    The key thing was that people knew me and they knew my team would deliver on our promises.  They trusted us with those critical projects because they knew we had done it for them before. They knew we could do difficult jobs and deliver them on time, to cost and achieve the benefits they were looking for.

    Did you ever doubt you would succeed?

    When you’ve lost everything you built up over the previous 15 years, you could sit down and cry into your drink or you decide to pick yourself up.  I didn’t even think about it, for me it was about what I could do to help customers and start again.

    Was there one standout moment when you knew you were on the way?

    When customers such as the MOD and Tesco put their trust in us rather than larger and more established businesses, that was a big moment for us.

    What have been some of your key achievements?

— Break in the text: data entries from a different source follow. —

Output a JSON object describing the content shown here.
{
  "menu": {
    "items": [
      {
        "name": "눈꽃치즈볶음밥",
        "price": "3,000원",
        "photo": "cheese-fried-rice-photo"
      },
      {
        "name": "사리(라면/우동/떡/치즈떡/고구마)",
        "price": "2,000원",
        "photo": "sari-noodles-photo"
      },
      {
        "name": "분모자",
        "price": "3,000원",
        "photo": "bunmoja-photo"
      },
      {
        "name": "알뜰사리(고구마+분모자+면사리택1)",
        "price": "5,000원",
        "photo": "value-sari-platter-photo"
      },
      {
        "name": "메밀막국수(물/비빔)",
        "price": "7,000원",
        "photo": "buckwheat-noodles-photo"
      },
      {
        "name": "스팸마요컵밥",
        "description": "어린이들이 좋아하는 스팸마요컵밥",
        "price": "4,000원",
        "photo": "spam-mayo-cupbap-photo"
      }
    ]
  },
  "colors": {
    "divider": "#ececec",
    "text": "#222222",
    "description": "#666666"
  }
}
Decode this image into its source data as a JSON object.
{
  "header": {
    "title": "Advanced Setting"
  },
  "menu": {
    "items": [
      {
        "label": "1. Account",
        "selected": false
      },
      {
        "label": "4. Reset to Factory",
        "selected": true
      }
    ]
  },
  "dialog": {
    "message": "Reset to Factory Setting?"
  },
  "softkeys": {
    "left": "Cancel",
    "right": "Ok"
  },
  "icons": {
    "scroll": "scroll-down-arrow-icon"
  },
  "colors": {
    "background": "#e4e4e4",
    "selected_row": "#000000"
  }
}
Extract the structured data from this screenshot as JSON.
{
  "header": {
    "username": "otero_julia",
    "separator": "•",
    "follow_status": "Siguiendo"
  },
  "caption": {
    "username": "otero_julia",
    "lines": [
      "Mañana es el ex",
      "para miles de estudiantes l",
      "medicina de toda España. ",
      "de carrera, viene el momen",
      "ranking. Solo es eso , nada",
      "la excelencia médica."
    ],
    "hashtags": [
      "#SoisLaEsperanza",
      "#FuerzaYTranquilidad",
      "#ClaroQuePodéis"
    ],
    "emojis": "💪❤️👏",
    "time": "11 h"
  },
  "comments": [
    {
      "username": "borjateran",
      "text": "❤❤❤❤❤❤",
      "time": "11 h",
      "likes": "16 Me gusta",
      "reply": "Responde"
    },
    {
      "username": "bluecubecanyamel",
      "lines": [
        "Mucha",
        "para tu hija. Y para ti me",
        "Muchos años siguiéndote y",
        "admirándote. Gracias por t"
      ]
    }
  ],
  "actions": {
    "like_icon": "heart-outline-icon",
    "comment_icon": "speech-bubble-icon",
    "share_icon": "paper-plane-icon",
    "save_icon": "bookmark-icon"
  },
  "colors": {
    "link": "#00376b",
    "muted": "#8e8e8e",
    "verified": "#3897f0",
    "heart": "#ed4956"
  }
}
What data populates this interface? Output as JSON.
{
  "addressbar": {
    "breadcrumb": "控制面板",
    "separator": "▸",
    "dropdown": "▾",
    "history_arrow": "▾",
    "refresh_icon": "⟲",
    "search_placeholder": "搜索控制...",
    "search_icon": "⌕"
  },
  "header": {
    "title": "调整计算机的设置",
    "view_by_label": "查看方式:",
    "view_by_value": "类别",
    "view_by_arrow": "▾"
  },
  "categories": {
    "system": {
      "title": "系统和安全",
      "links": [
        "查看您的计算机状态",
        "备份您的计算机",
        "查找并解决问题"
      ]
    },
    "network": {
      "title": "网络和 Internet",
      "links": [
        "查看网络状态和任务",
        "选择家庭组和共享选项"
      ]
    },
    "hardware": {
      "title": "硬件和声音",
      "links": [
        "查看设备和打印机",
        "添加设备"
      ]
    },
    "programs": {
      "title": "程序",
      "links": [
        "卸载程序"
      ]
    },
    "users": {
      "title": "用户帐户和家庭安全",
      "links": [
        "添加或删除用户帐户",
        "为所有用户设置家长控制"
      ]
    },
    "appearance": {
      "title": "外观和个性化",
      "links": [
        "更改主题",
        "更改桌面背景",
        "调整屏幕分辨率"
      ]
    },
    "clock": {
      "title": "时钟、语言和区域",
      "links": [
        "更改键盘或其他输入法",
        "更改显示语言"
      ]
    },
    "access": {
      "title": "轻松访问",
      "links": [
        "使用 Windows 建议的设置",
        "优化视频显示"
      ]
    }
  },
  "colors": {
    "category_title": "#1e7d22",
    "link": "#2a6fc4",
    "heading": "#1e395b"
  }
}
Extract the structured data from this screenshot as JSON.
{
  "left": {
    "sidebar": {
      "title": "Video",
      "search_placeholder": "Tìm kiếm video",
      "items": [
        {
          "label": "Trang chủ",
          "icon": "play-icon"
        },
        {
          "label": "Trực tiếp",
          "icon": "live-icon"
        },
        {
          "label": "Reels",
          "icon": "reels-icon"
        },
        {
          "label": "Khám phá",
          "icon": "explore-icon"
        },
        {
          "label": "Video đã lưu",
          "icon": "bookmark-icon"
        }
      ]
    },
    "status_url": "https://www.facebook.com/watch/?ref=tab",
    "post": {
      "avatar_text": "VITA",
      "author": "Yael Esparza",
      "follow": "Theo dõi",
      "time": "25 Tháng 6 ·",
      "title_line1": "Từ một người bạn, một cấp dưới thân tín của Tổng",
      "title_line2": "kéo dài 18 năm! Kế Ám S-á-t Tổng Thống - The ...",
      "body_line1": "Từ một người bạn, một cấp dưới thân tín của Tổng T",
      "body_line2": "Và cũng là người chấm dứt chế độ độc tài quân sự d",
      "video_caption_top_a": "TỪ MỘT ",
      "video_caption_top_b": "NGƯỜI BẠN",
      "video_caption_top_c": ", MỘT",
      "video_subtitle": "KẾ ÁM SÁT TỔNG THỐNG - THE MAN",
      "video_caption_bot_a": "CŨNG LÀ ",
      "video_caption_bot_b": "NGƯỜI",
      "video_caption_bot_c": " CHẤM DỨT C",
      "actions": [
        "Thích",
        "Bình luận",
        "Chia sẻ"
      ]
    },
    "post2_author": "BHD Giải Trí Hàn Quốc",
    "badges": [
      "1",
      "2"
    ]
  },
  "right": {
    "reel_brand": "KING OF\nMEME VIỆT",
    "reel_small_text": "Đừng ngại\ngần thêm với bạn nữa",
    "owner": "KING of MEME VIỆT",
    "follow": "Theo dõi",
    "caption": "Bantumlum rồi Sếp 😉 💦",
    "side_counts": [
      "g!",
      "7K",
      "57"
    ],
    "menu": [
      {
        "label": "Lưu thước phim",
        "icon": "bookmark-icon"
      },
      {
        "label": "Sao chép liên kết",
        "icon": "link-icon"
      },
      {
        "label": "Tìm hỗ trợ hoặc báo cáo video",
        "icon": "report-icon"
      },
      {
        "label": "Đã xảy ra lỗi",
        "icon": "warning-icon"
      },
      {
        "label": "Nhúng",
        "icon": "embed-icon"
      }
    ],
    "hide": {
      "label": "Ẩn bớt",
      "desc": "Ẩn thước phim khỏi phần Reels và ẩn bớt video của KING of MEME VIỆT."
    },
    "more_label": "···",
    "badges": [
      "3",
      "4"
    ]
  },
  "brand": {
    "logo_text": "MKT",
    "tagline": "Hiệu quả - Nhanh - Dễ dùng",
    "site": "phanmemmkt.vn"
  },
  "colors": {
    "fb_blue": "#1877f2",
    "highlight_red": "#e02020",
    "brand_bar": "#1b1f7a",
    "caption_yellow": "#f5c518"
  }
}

    One is the way we’ve set up separate business areas – a former contact of mine established the business transformation practice with a view to helping businesses become more efficient and, since last October, he’s signed up 61 new customers, with big names including RBS, Daimler and GSK.

    It’s also important to me to reward the good people who have stayed with you on that journey.  We have put in place a John Lewis-style partnership model, so everyone from the receptionist to the management team has their own piece of the business.

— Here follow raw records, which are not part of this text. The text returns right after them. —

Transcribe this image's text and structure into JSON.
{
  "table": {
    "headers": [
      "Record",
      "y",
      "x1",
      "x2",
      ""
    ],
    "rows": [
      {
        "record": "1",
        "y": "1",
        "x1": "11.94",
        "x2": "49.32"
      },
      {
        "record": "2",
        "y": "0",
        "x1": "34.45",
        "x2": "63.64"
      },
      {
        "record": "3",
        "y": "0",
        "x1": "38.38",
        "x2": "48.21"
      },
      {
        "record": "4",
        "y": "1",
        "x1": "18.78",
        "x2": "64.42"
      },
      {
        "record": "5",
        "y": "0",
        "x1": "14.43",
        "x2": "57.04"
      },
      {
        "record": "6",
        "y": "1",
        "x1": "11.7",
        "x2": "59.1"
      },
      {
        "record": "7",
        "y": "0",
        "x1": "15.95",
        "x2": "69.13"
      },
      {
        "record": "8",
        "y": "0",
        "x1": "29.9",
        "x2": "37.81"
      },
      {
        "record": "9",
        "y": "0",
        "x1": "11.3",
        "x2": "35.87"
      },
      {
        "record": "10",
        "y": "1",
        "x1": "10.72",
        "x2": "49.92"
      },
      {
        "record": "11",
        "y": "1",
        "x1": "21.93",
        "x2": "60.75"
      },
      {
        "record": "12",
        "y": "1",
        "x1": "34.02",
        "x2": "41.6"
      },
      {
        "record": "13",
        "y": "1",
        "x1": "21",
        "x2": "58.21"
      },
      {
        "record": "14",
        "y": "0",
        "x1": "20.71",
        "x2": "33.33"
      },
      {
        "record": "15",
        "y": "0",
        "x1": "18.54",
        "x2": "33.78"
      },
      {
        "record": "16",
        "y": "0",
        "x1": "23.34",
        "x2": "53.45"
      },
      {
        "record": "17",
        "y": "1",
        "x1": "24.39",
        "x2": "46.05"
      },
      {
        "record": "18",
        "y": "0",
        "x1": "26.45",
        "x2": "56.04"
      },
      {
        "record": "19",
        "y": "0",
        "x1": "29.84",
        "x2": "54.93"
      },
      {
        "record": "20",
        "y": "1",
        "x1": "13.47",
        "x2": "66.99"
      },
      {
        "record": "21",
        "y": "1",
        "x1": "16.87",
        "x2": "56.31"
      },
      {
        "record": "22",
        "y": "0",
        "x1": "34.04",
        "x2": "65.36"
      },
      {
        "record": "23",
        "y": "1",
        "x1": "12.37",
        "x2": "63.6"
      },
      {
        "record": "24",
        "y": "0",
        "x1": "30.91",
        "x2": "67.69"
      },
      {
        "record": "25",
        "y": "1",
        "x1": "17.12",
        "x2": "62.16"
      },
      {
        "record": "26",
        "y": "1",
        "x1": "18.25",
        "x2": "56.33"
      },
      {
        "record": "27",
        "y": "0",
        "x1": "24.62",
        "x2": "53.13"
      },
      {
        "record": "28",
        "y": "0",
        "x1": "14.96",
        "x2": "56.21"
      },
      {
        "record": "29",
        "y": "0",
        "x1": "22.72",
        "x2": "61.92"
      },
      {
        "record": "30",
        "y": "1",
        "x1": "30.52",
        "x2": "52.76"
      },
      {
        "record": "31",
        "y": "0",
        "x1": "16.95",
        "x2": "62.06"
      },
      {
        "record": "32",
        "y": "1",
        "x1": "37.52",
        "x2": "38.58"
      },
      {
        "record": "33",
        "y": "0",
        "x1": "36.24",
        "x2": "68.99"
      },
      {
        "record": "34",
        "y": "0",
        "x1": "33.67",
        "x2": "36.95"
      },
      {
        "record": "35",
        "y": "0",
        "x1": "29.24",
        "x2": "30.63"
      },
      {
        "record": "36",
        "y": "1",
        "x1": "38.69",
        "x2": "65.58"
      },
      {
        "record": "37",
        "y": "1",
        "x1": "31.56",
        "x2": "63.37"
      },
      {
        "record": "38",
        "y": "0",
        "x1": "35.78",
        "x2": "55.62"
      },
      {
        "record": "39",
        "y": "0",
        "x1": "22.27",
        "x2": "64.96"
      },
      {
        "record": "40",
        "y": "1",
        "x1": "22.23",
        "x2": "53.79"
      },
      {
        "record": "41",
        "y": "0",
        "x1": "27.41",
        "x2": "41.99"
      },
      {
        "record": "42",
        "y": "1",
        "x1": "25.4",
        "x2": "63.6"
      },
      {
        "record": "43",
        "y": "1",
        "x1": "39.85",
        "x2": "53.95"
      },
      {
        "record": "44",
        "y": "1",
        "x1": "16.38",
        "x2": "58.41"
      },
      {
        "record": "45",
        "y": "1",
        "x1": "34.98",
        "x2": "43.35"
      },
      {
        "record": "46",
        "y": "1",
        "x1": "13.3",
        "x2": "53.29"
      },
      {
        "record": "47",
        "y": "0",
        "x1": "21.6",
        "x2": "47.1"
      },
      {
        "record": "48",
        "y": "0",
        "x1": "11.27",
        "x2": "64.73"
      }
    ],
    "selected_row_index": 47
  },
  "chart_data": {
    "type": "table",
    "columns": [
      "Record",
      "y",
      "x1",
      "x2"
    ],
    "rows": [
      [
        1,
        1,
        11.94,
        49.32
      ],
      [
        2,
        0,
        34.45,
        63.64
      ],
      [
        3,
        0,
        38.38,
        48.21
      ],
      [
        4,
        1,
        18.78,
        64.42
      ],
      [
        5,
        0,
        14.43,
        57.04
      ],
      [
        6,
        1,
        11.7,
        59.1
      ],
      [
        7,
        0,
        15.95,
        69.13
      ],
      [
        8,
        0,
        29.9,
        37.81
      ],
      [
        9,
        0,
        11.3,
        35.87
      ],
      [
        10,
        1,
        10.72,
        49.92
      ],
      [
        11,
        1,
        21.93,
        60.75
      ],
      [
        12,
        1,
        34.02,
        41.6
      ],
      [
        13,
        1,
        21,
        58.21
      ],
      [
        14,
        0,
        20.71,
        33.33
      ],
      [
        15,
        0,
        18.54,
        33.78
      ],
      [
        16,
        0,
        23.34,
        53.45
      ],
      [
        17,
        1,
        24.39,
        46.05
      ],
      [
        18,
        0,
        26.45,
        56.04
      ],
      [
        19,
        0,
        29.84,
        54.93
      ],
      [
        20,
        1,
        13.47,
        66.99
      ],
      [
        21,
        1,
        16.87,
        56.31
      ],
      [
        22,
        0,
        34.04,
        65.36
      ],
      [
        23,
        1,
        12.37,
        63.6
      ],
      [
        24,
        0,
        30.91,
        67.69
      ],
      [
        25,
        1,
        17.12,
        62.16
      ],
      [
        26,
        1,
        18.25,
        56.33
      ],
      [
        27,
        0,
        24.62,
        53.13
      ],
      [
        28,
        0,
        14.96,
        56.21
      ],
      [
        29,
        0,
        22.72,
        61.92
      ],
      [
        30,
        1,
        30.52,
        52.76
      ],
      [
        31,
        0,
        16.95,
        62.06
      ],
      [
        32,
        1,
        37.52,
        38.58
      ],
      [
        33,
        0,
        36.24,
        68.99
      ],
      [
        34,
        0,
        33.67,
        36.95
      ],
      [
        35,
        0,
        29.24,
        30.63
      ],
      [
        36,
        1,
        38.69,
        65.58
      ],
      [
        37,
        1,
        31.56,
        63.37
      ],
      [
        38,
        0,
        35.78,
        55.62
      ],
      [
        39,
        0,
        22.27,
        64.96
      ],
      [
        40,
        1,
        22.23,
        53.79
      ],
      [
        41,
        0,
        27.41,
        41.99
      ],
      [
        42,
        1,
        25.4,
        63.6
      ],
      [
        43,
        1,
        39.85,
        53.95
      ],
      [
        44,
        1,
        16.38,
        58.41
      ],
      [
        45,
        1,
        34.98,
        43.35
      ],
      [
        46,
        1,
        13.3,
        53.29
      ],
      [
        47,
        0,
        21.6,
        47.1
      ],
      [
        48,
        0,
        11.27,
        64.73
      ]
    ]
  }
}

    What has been the secret of your success?

    We’ve always tried to differentiate ourselves from our competitors.  There are far too many failed IT projects, so we’re working with Oxford University on a joint venture project looking at how businesses can avoid wasting money on expensive IT projects which don’t work.  The university is undertaking the world’s largest survey of projects and programmes and is using our proven methodology to look at 140 data points.  From there, they will be able to produce reference-based forecasting to detail what a project will cost, how long it will take and other key elements.  For us, it’s about continually trying to innovate and this is just one example.

    Who inspires you?

    I’ve met Sir Richard Branson twice, once when he was serving drinks on board one of his flights and talking about the grass roots of customer service.  He said if you are ever in any doubt about something, you should just do it.  The proviso was that you should be able to limit the consequences of it not working, otherwise, if you don’t try – you will never know.

    What does winning awards mean to you?

    Last year, we won Bayer 2014 Business of the Year, which was a real surprise.  All the staff got a real lift from the win and for the executive board it was great to get the recognition and endorsement that you are doing some of the right things.  It was a great barometer to see ourselves against other businesses.


    How would you describe yourself?

    Driven and passionate about doing a good job.

    What does the future hold?

    I believe in working with people you know and trust.  Martin St Quinton, well-known to many as the founder of Azzurri Communications, has joined our board to support us with our strategy, so that’s very exciting.

    Our plan is to grow the business organically over the next five years to £20m and at present we’re tracking within 1% of that, so we know it’s achievable.  With Martin’s support there may be some strategic acquisitions, longer term, we want to grow to £100m, and at some future point there may be an IPO.

    I fancy running a publicly floated company, but in the meantime, I’d like to be famous for doing a great job.

    What do you do on your time off?

    My family is really important to me, I have two sons, a daughter and a stepson who I enjoy spending as much time as possible with.

    And finally, what’s your last word?

    I’ve had significant success in my career but also have experienced how quickly things can go wrong.  I went from rags to riches and back again very quickly and so personally, I would like to be able to demonstrate that the success I achieved first time around wasn’t a fluke or a one-off event.

    At Prime, we were very focused on an exit and all the trappings that came with it. This time, it’s more about creating a great business that people are proud to work for.  If, by doing that, we also leave a legacy for our staff, their families and for the next generation too, then that would be nice.